■ **What the task requires**: Because the listing below is to be kept intact, restate all of it word for word.

■ **Records for this task**:
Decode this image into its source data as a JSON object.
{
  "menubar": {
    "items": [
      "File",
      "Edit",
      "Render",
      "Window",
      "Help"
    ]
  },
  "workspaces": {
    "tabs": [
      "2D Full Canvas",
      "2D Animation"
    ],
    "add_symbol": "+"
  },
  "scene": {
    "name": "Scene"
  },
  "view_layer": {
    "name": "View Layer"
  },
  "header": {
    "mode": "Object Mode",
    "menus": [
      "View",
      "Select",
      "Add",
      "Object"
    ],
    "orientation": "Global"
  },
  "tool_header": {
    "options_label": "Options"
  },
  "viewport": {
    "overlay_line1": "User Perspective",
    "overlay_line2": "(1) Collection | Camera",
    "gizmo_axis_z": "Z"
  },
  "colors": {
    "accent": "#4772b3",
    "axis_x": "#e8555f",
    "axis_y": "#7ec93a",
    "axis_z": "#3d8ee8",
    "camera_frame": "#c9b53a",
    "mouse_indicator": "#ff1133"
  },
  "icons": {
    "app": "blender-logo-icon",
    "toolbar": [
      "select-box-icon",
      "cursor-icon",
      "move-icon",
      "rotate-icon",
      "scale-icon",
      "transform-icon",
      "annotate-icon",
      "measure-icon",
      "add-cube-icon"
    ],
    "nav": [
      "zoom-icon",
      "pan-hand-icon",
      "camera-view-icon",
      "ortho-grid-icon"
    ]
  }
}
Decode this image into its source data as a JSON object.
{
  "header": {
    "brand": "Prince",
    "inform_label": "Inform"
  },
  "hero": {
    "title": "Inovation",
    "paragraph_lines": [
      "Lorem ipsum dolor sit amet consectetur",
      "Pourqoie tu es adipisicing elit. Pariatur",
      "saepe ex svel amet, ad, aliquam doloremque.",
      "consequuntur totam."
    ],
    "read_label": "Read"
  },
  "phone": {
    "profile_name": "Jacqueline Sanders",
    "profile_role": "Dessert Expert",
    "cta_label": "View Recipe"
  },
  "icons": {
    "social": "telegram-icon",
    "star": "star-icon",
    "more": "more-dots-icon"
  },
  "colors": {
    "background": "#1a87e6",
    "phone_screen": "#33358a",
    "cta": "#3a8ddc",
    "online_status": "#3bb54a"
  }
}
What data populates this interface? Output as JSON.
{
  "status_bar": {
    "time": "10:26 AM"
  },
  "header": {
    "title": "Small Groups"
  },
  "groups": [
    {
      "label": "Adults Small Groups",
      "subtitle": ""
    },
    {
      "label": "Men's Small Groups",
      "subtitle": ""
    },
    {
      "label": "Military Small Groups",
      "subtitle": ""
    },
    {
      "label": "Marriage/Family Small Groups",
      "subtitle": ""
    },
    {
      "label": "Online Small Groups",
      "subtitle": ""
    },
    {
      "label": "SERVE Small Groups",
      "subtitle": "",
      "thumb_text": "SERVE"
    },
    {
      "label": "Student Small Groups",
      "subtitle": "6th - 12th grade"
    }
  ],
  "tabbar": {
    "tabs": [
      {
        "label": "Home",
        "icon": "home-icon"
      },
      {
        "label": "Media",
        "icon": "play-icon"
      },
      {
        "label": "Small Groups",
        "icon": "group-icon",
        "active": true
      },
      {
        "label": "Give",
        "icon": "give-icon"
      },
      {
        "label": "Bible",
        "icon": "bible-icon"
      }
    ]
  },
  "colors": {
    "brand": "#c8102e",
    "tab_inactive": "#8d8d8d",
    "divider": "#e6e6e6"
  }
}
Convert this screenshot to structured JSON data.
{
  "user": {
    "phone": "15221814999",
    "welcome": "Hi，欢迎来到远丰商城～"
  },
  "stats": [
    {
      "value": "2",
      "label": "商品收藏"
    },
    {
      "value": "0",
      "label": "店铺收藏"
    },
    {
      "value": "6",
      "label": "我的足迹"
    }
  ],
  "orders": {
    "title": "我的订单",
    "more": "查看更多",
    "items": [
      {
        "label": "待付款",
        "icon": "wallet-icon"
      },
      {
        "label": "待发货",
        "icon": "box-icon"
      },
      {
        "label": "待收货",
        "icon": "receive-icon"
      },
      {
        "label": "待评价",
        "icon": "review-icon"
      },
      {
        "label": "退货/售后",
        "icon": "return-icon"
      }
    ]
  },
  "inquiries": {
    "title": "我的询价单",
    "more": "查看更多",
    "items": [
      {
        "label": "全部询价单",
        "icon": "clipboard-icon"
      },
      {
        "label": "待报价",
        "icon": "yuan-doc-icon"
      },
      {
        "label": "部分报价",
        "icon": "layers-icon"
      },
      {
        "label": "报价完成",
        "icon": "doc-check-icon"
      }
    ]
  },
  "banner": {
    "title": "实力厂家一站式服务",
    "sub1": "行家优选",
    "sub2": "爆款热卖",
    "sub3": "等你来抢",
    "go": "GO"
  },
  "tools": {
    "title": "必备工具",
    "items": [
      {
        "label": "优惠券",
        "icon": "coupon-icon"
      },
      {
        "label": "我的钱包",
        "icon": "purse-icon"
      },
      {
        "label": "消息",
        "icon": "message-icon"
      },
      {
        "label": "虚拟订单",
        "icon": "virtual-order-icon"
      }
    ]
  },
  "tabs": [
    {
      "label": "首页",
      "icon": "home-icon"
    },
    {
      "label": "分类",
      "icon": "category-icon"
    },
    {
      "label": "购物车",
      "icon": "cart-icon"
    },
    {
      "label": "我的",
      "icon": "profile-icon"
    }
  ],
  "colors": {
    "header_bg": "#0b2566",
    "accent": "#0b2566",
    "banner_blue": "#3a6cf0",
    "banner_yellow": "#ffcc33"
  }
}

■ **Your response**:
Decode this image into its source data as a JSON object.
{
  "menubar": {
    "items": [
      "File",
      "Edit",
      "Render",
      "Window",
      "Help"
    ]
  },
  "workspaces": {
    "tabs": [
      "2D Full Canvas",
      "2D Animation"
    ],
    "add_symbol": "+"
  },
  "scene": {
    "name": "Scene"
  },
  "view_layer": {
    "name": "View Layer"
  },
  "header": {
    "mode": "Object Mode",
    "menus": [
      "View",
      "Select",
      "Add",
      "Object"
    ],
    "orientation": "Global"
  },
  "tool_header": {
    "options_label": "Options"
  },
  "viewport": {
    "overlay_line1": "User Perspective",
    "overlay_line2": "(1) Collection | Camera",
    "gizmo_axis_z": "Z"
  },
  "colors": {
    "accent": "#4772b3",
    "axis_x": "#e8555f",
    "axis_y": "#7ec93a",
    "axis_z": "#3d8ee8",
    "camera_frame": "#c9b53a",
    "mouse_indicator": "#ff1133"
  },
  "icons": {
    "app": "blender-logo-icon",
    "toolbar": [
      "select-box-icon",
      "cursor-icon",
      "move-icon",
      "rotate-icon",
      "scale-icon",
      "transform-icon",
      "annotate-icon",
      "measure-icon",
      "add-cube-icon"
    ],
    "nav": [
      "zoom-icon",
      "pan-hand-icon",
      "camera-view-icon",
      "ortho-grid-icon"
    ]
  }
}
Decode this image into its source data as a JSON object.
{
  "header": {
    "brand": "Prince",
    "inform_label": "Inform"
  },
  "hero": {
    "title": "Inovation",
    "paragraph_lines": [
      "Lorem ipsum dolor sit amet consectetur",
      "Pourqoie tu es adipisicing elit. Pariatur",
      "saepe ex svel amet, ad, aliquam doloremque.",
      "consequuntur totam."
    ],
    "read_label": "Read"
  },
  "phone": {
    "profile_name": "Jacqueline Sanders",
    "profile_role": "Dessert Expert",
    "cta_label": "View Recipe"
  },
  "icons": {
    "social": "telegram-icon",
    "star": "star-icon",
    "more": "more-dots-icon"
  },
  "colors": {
    "background": "#1a87e6",
    "phone_screen": "#33358a",
    "cta": "#3a8ddc",
    "online_status": "#3bb54a"
  }
}
What data populates this interface? Output as JSON.
{
  "status_bar": {
    "time": "10:26 AM"
  },
  "header": {
    "title": "Small Groups"
  },
  "groups": [
    {
      "label": "Adults Small Groups",
      "subtitle": ""
    },
    {
      "label": "Men's Small Groups",
      "subtitle": ""
    },
    {
      "label": "Military Small Groups",
      "subtitle": ""
    },
    {
      "label": "Marriage/Family Small Groups",
      "subtitle": ""
    },
    {
      "label": "Online Small Groups",
      "subtitle": ""
    },
    {
      "label": "SERVE Small Groups",
      "subtitle": "",
      "thumb_text": "SERVE"
    },
    {
      "label": "Student Small Groups",
      "subtitle": "6th - 12th grade"
    }
  ],
  "tabbar": {
    "tabs": [
      {
        "label": "Home",
        "icon": "home-icon"
      },
      {
        "label": "Media",
        "icon": "play-icon"
      },
      {
        "label": "Small Groups",
        "icon": "group-icon",
        "active": true
      },
      {
        "label": "Give",
        "icon": "give-icon"
      },
      {
        "label": "Bible",
        "icon": "bible-icon"
      }
    ]
  },
  "colors": {
    "brand": "#c8102e",
    "tab_inactive": "#8d8d8d",
    "divider": "#e6e6e6"
  }
}
Convert this screenshot to structured JSON data.
{
  "user": {
    "phone": "15221814999",
    "welcome": "Hi，欢迎来到远丰商城～"
  },
  "stats": [
    {
      "value": "2",
      "label": "商品收藏"
    },
    {
      "value": "0",
      "label": "店铺收藏"
    },
    {
      "value": "6",
      "label": "我的足迹"
    }
  ],
  "orders": {
    "title": "我的订单",
    "more": "查看更多",
    "items": [
      {
        "label": "待付款",
        "icon": "wallet-icon"
      },
      {
        "label": "待发货",
        "icon": "box-icon"
      },
      {
        "label": "待收货",
        "icon": "receive-icon"
      },
      {
        "label": "待评价",
        "icon": "review-icon"
      },
      {
        "label": "退货/售后",
        "icon": "return-icon"
      }
    ]
  },
  "inquiries": {
    "title": "我的询价单",
    "more": "查看更多",
    "items": [
      {
        "label": "全部询价单",
        "icon": "clipboard-icon"
      },
      {
        "label": "待报价",
        "icon": "yuan-doc-icon"
      },
      {
        "label": "部分报价",
        "icon": "layers-icon"
      },
      {
        "label": "报价完成",
        "icon": "doc-check-icon"
      }
    ]
  },
  "banner": {
    "title": "实力厂家一站式服务",
    "sub1": "行家优选",
    "sub2": "爆款热卖",
    "sub3": "等你来抢",
    "go": "GO"
  },
  "tools": {
    "title": "必备工具",
    "items": [
      {
        "label": "优惠券",
        "icon": "coupon-icon"
      },
      {
        "label": "我的钱包",
        "icon": "purse-icon"
      },
      {
        "label": "消息",
        "icon": "message-icon"
      },
      {
        "label": "虚拟订单",
        "icon": "virtual-order-icon"
      }
    ]
  },
  "tabs": [
    {
      "label": "首页",
      "icon": "home-icon"
    },
    {
      "label": "分类",
      "icon": "category-icon"
    },
    {
      "label": "购物车",
      "icon": "cart-icon"
    },
    {
      "label": "我的",
      "icon": "profile-icon"
    }
  ],
  "colors": {
    "header_bg": "#0b2566",
    "accent": "#0b2566",
    "banner_blue": "#3a6cf0",
    "banner_yellow": "#ffcc33"
  }
}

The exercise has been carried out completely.